      Green laser pointers were a huge problem along the Grand Strand last summer. Aircraft were affected at least 70 times by the pointers in our area.

      Horry County Council has gone back and forth on laser legislation for months, and Tuesday evening they passed an ordinance into law.

      This is Horry County's first laser legislation, and they passed it to make a point.

      "This is a message to our public safety and our rescue personnel that hey, yes we have stood up and yes we have listened," said County Council Chair Pro Tem, Al Allen.

      Lasers sold in Horry County, any color, have to be under one milliwatt. Anyone under the age of 18 cannot buy or posess a laser.

      "We're in a position that we can issue tickets for it as well as seize the contraband," said Horry County Police Chief Saundra Rhodes.

      Horry County Police now must educate stores that sell the lasers to make sure they understand the ordinance or they'll face consequences.

      Anyone who is caught violating the ordinance can face up to 30 days in jail and up to a $500 fine.

      Myrtle Beach City Council was set to pass amendments to their laser legislation to make it stricter, but they deferred it until they council passed its ordinance.

      The county's ordinance is set to be shared with Surfside Beach, North Myrtle Beach, and Myrtle Beach so that they can pass similar ordinances, according to Allen.
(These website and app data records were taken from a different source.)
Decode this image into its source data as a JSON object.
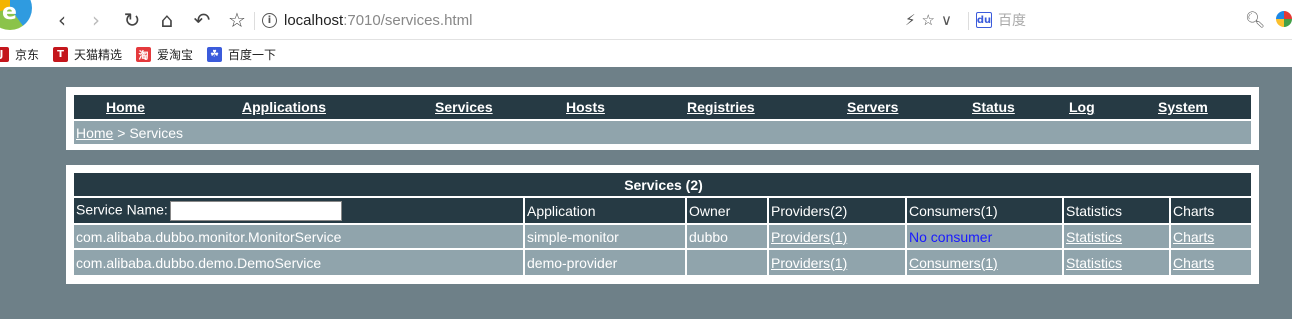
{
  "browser": {
    "url_host": "localhost",
    "url_path": ":7010/services.html",
    "search_placeholder": "百度",
    "bookmarks": [
      {
        "label": "京东",
        "icon": "jd-icon",
        "color": "#c4161c"
      },
      {
        "label": "天猫精选",
        "icon": "tmall-icon",
        "color": "#c4161c"
      },
      {
        "label": "爱淘宝",
        "icon": "aitaobao-icon",
        "color": "#e4393c"
      },
      {
        "label": "百度一下",
        "icon": "baidu-paw-icon",
        "color": "#3b5bdb"
      }
    ]
  },
  "menu": {
    "items": [
      "Home",
      "Applications",
      "Services",
      "Hosts",
      "Registries",
      "Servers",
      "Status",
      "Log",
      "System"
    ]
  },
  "breadcrumb": {
    "home": "Home",
    "separator": " > ",
    "current": "Services"
  },
  "services_table": {
    "caption": "Services (2)",
    "search_label": "Service Name:",
    "search_value": "",
    "headers": [
      "Application",
      "Owner",
      "Providers(2)",
      "Consumers(1)",
      "Statistics",
      "Charts"
    ],
    "rows": [
      {
        "service": "com.alibaba.dubbo.monitor.MonitorService",
        "application": "simple-monitor",
        "owner": "dubbo",
        "providers": "Providers(1)",
        "consumers": "No consumer",
        "statistics": "Statistics",
        "charts": "Charts"
      },
      {
        "service": "com.alibaba.dubbo.demo.DemoService",
        "application": "demo-provider",
        "owner": "",
        "providers": "Providers(1)",
        "consumers": "Consumers(1)",
        "statistics": "Statistics",
        "charts": "Charts"
      }
    ]
  },
  "colors": {
    "page_bg": "#6e8088",
    "header_bg": "#263a44",
    "row_bg": "#90a4ac",
    "no_consumer": "#1a1aff"
  }
}
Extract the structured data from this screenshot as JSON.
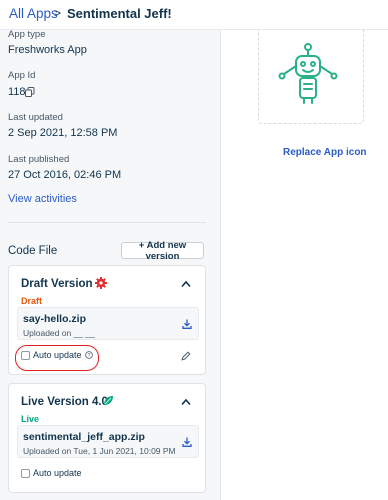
{
  "breadcrumb": {
    "root": "All Apps",
    "separator": ">",
    "current": "Sentimental Jeff!"
  },
  "details": {
    "app_type_label": "App type",
    "app_type_value": "Freshworks App",
    "app_id_label": "App Id",
    "app_id_value": "118",
    "last_updated_label": "Last updated",
    "last_updated_value": "2 Sep 2021, 12:58 PM",
    "last_published_label": "Last published",
    "last_published_value": "27 Oct 2016, 02:46 PM",
    "view_activities": "View activities"
  },
  "code_file": {
    "title": "Code File",
    "add_button": "+ Add new version",
    "versions": [
      {
        "title": "Draft Version",
        "status": "Draft",
        "status_color": "#e8590c",
        "file": "say-hello.zip",
        "uploaded": "Uploaded on __ __",
        "auto_update": "Auto update"
      },
      {
        "title": "Live Version 4.0",
        "status": "Live",
        "status_color": "#00a886",
        "file": "sentimental_jeff_app.zip",
        "uploaded": "Uploaded on Tue, 1 Jun 2021, 10:09 PM",
        "auto_update": "Auto update"
      }
    ]
  },
  "icon_panel": {
    "replace": "Replace App icon",
    "robot_color": "#2bb08a"
  },
  "icons": [
    "copy-icon",
    "gear-icon",
    "chevron-up-icon",
    "download-icon",
    "help-icon",
    "edit-icon",
    "leaf-icon",
    "robot-icon"
  ]
}
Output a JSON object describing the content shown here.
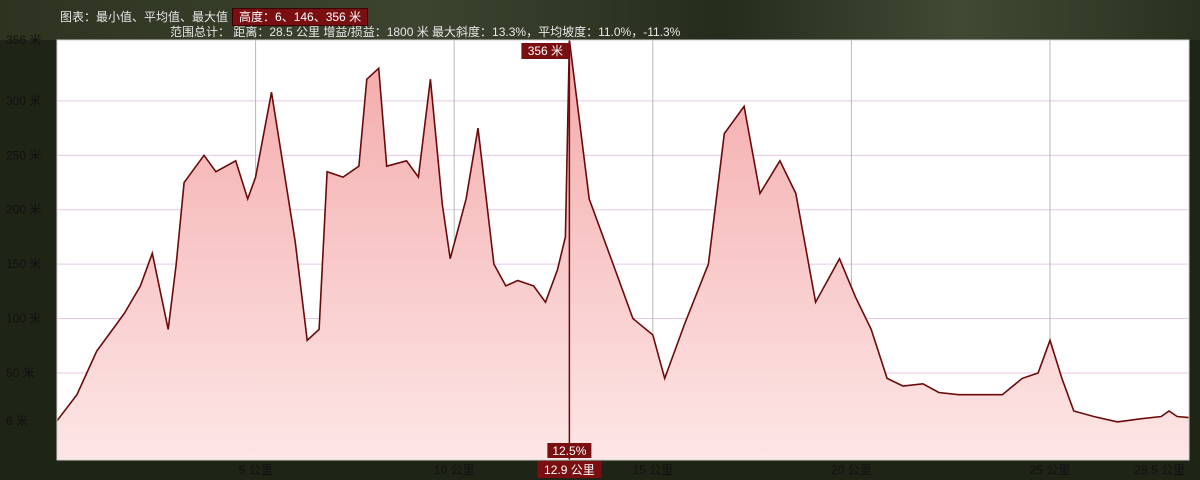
{
  "header": {
    "chart_label": "图表：最小值、平均值、最大值",
    "altitude_badge": "高度：6、146、356 米",
    "range_summary": "范围总计：  距离：28.5 公里 增益/损益：1800 米  最大斜度：13.3%，平均坡度：11.0%，-11.3%"
  },
  "markers": {
    "peak_label": "356 米",
    "slope_label": "12.5%",
    "cursor_distance_label": "12.9 公里"
  },
  "colors": {
    "plot_background": "#ffffff",
    "grid": "#e8c6e6",
    "area_fill_top": "#f3a9aa",
    "area_fill_bottom": "#fde6e6",
    "line": "#6b0a0a",
    "marker_fill": "#7a0f12",
    "frame": "#cfcfcf"
  },
  "chart_data": {
    "type": "area",
    "title": "",
    "xlabel": "",
    "ylabel": "",
    "x_unit": "公里",
    "y_unit": "米",
    "xlim": [
      0,
      28.5
    ],
    "ylim": [
      -30,
      356
    ],
    "yticks": [
      6,
      50,
      100,
      150,
      200,
      250,
      300,
      356
    ],
    "ytick_labels": [
      "6 米",
      "50 米",
      "100 米",
      "150 米",
      "200 米",
      "250 米",
      "300 米",
      "356 米"
    ],
    "xticks": [
      5,
      10,
      15,
      20,
      25,
      28.5
    ],
    "xtick_labels": [
      "5 公里",
      "10 公里",
      "15 公里",
      "20 公里",
      "25 公里",
      "28.5 公里"
    ],
    "cursor_x": 12.9,
    "x": [
      0,
      0.5,
      1,
      1.5,
      1.7,
      2.1,
      2.4,
      2.8,
      3.0,
      3.2,
      3.7,
      4.0,
      4.5,
      4.8,
      5.0,
      5.4,
      6.0,
      6.3,
      6.6,
      6.8,
      7.2,
      7.6,
      7.8,
      8.1,
      8.3,
      8.8,
      9.1,
      9.4,
      9.7,
      9.9,
      10.3,
      10.6,
      11.0,
      11.3,
      11.6,
      12.0,
      12.3,
      12.6,
      12.8,
      12.9,
      13.4,
      14.0,
      14.5,
      15.0,
      15.3,
      15.8,
      16.4,
      16.8,
      17.3,
      17.7,
      18.2,
      18.6,
      19.1,
      19.7,
      20.1,
      20.5,
      20.9,
      21.3,
      21.8,
      22.2,
      22.7,
      23.2,
      23.8,
      24.3,
      24.7,
      25.0,
      25.3,
      25.6,
      26.1,
      26.7,
      27.3,
      27.8,
      28.0,
      28.2,
      28.5
    ],
    "values": [
      6,
      30,
      70,
      95,
      105,
      130,
      160,
      90,
      150,
      225,
      250,
      235,
      245,
      210,
      230,
      308,
      170,
      80,
      90,
      235,
      230,
      240,
      320,
      330,
      240,
      245,
      230,
      320,
      205,
      155,
      210,
      275,
      150,
      130,
      135,
      130,
      115,
      145,
      175,
      356,
      210,
      150,
      100,
      85,
      45,
      95,
      150,
      270,
      295,
      215,
      245,
      215,
      115,
      155,
      120,
      90,
      45,
      38,
      40,
      32,
      30,
      30,
      30,
      45,
      50,
      80,
      45,
      15,
      10,
      5,
      8,
      10,
      15,
      10,
      9
    ]
  }
}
      The ordinance will also be shared with local state representatives so they can introduce it as state legislation, said Allen.